__Task goal__.
Note each line in the data below that holds "content", and copy it.

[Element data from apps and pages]

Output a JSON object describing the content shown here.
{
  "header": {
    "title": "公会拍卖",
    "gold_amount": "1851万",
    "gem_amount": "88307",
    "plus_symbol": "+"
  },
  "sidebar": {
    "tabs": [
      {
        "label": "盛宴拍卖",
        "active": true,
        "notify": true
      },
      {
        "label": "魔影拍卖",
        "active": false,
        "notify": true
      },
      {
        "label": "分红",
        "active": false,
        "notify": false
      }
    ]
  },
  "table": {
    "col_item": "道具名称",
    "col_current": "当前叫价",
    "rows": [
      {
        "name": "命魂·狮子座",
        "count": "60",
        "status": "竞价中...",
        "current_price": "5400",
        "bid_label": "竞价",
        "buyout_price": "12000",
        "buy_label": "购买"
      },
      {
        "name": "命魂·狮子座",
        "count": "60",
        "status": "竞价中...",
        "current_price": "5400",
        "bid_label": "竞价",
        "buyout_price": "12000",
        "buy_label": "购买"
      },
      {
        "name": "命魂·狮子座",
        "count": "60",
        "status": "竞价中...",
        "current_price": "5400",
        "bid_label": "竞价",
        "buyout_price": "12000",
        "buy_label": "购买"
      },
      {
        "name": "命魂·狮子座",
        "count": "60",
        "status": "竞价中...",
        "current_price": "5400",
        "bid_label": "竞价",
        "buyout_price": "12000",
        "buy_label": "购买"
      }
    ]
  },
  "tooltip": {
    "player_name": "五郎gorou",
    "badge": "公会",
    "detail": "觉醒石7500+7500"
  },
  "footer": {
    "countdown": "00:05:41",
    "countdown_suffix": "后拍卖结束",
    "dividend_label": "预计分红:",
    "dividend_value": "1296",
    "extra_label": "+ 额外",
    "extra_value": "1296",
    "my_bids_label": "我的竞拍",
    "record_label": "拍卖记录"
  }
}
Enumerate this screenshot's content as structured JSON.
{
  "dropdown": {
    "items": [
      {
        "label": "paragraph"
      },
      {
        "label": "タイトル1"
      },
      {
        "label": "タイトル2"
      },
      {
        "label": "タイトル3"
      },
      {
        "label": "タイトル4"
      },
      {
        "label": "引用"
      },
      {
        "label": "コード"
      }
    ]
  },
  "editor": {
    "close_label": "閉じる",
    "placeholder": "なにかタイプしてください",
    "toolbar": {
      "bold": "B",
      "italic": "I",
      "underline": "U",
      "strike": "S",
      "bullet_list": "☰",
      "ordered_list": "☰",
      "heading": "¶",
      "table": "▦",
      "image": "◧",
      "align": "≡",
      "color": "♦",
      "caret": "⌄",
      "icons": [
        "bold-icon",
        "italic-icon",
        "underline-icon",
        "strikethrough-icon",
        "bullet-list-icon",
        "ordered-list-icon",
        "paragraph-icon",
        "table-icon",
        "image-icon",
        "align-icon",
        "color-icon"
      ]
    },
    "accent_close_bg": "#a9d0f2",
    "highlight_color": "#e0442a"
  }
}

__Exercise output__.
Output a JSON object describing the content shown here.
Enumerate this screenshot's content as structured JSON.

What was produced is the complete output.